queue(3) — Linux manual page

NAME | DESCRIPTION | CONFORMING TO | SEE ALSO | COLOPHON

QUEUE(7)                  Linux Programmer's Manual                 QUEUE(7)

NAME         top

       queue - implementations of linked lists and queues

DESCRIPTION         top

       The <sys/queue.h> header file provides a set of macros that define
       and operate on the following data structures:

       *  singly linked lists (SLIST)

       *  doubly linked lists (LIST)

       *  singly linked tail queues (STAILQ)

       *  doubly linked tail queues (TAILQ)

       *  doubly linked circular queues (CIRCLEQ)

       All structures support the following functionality:

       *  Insertion of a new entry at the head of the list.

       *  Insertion of a new entry after any element in the list.

       *  O(1) removal of an entry from the head of the list.

       *  Forward traversal through the list.

       Code size and execution time depend on the complexity of the data
       structure being used, so programmers should take care to choose the
       appropriate one.

   Singly linked lists (SLIST)
       Singly linked lists are the simplest and support only the above
       functionality.  Singly linked lists are ideal for applications with
       large datasets and few or no removals, or for implementing a LIFO
       queue.  Singly linked lists add the following functionality:

       *  O(n) removal of any entry in the list.

   Singly linked tail queues (STAILQ)
       Singly linked tail queues add the following functionality:

       *  Entries can be added at the end of a list.

       *  O(n) removal of any entry in the list.

       *  They may be concatenated.

       However:

       *  All list insertions must specify the head of the list.

       *  Each head entry requires two pointers rather than one.

       Singly linked tail queues are ideal for applications with large
       datasets and few or no removals, or for implementing a FIFO queue.

   Doubly linked data structures
       All doubly linked types of data structures (lists and tail queues)
       additionally allow:

       *  Insertion of a new entry before any element in the list.

       *  O(1) removal of any entry in the list.

       However:

       *  Each element requires two pointers rather than one.

   Doubly linked lists (LIST)
       Linked lists are the simplest of the doubly linked data structures.
       They add the following functionality over the above:

       *  They may be traversed backwards.

       However:

       *  To traverse backwards, an entry to begin the traversal and the
          list in which it is contained must be specified.

   Doubly linked tail queues (TAILQ)
       Tail queues add the following functionality:

       *  Entries can be added at the end of a list.

       *  They may be traversed backwards, from tail to head.

       *  They may be concatenated.

       However:

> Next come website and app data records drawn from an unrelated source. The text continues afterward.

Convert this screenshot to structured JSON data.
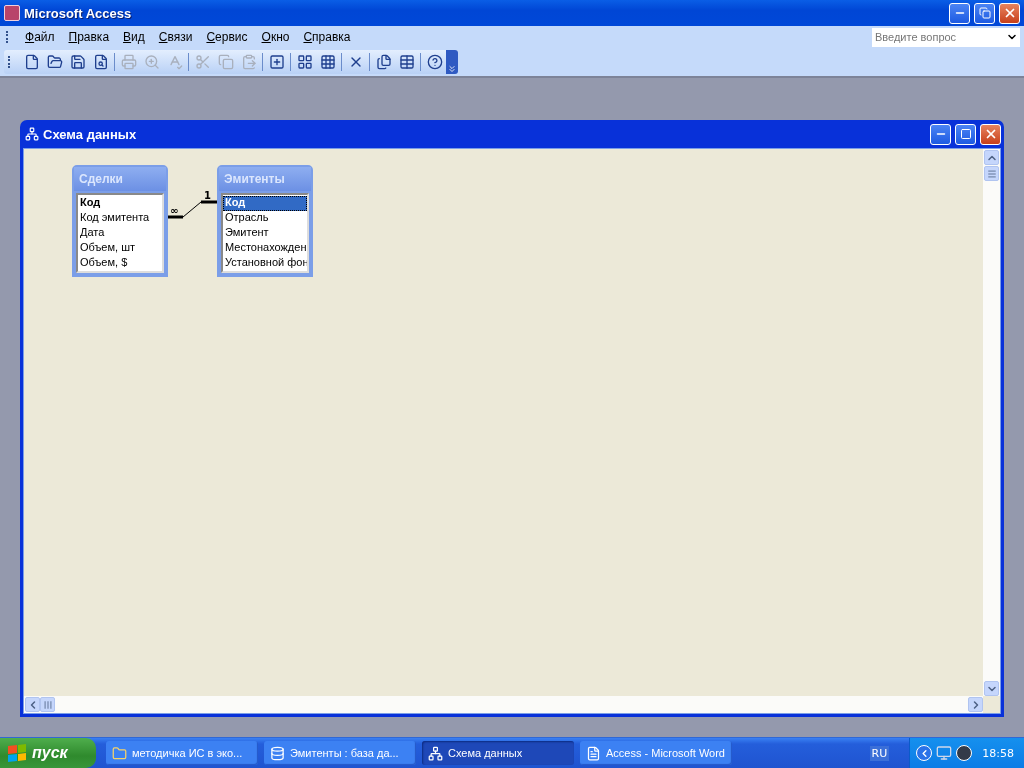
{
  "window": {
    "title": "Microsoft Access"
  },
  "menu": [
    {
      "label": "Файл"
    },
    {
      "label": "Правка"
    },
    {
      "label": "Вид"
    },
    {
      "label": "Связи"
    },
    {
      "label": "Сервис"
    },
    {
      "label": "Окно"
    },
    {
      "label": "Справка"
    }
  ],
  "help_search": {
    "placeholder": "Введите вопрос"
  },
  "toolbar": [
    [
      {
        "disabled": false
      },
      {
        "disabled": false
      },
      {
        "disabled": false
      },
      {
        "disabled": false
      }
    ],
    [
      {
        "disabled": true
      },
      {
        "disabled": true
      },
      {
        "disabled": true
      }
    ],
    [
      {
        "disabled": true
      },
      {
        "disabled": true
      },
      {
        "disabled": true
      }
    ],
    [
      {
        "disabled": false
      }
    ],
    [
      {
        "disabled": false
      },
      {
        "disabled": false
      }
    ],
    [
      {
        "disabled": false
      }
    ],
    [
      {
        "disabled": false
      },
      {
        "disabled": false
      }
    ],
    [
      {
        "disabled": false
      }
    ]
  ],
  "diagram_window": {
    "title": "Схема данных",
    "tables": [
      {
        "title": "Сделки",
        "fields": [
          {
            "name": "Код",
            "key": true,
            "selected": false
          },
          {
            "name": "Код эмитента",
            "key": false,
            "selected": false
          },
          {
            "name": "Дата",
            "key": false,
            "selected": false
          },
          {
            "name": "Объем, шт",
            "key": false,
            "selected": false
          },
          {
            "name": "Объем, $",
            "key": false,
            "selected": false
          }
        ]
      },
      {
        "title": "Эмитенты",
        "fields": [
          {
            "name": "Код",
            "key": true,
            "selected": true
          },
          {
            "name": "Отрасль",
            "key": false,
            "selected": false
          },
          {
            "name": "Эмитент",
            "key": false,
            "selected": false
          },
          {
            "name": "Местонахожден",
            "key": false,
            "selected": false
          },
          {
            "name": "Установной фон",
            "key": false,
            "selected": false
          }
        ]
      }
    ],
    "relationship": {
      "many_label": "∞",
      "one_label": "1"
    }
  },
  "taskbar": {
    "start": "пуск",
    "tasks": [
      {
        "kind": "folder",
        "label": "методичка ИС в эко...",
        "selected": false
      },
      {
        "kind": "database",
        "label": "Эмитенты : база да...",
        "selected": false
      },
      {
        "kind": "diagram",
        "label": "Схема данных",
        "selected": true
      },
      {
        "kind": "word",
        "label": "Access - Microsoft Word",
        "selected": false
      }
    ],
    "language": "RU",
    "time": "18:58"
  }
}
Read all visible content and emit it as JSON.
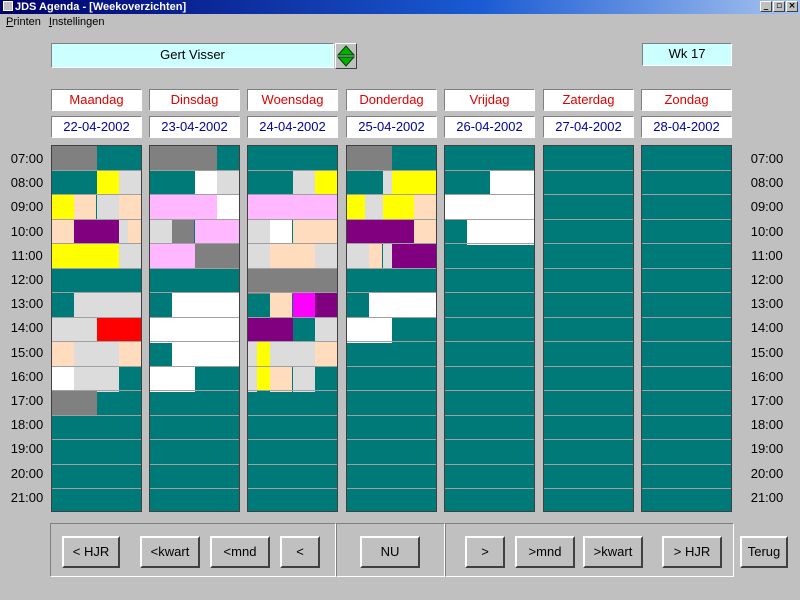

       *  All list insertions and removals must specify the head of the
          list.

       *  Each head entry requires two pointers rather than one.

   Doubly linked circular queues (CIRCLEQ)
       Circular queues add the following functionality over the above:

       *  The first and last entries are connected.

       However:

       *  The termination condition for traversal is more complex.

CONFORMING TO         top

       Not in POSIX.1, POSIX.1-2001 or POSIX.1-2008.  Present on the BSDs.
       <sys/queue.h> macros first appeared in 4.4BSD.

SEE ALSO         top

       circleq(3), insque(3), list(3), slist(3), stailq(3), tailq(3)

COLOPHON         top

       This page is part of release 5.09 of the Linux man-pages project.  A
       description of the project, information about reporting bugs, and the
       latest version of this page, can be found at
       https://www.kernel.org/doc/man-pages/.

GNU                               2015-02-7                         QUEUE(7)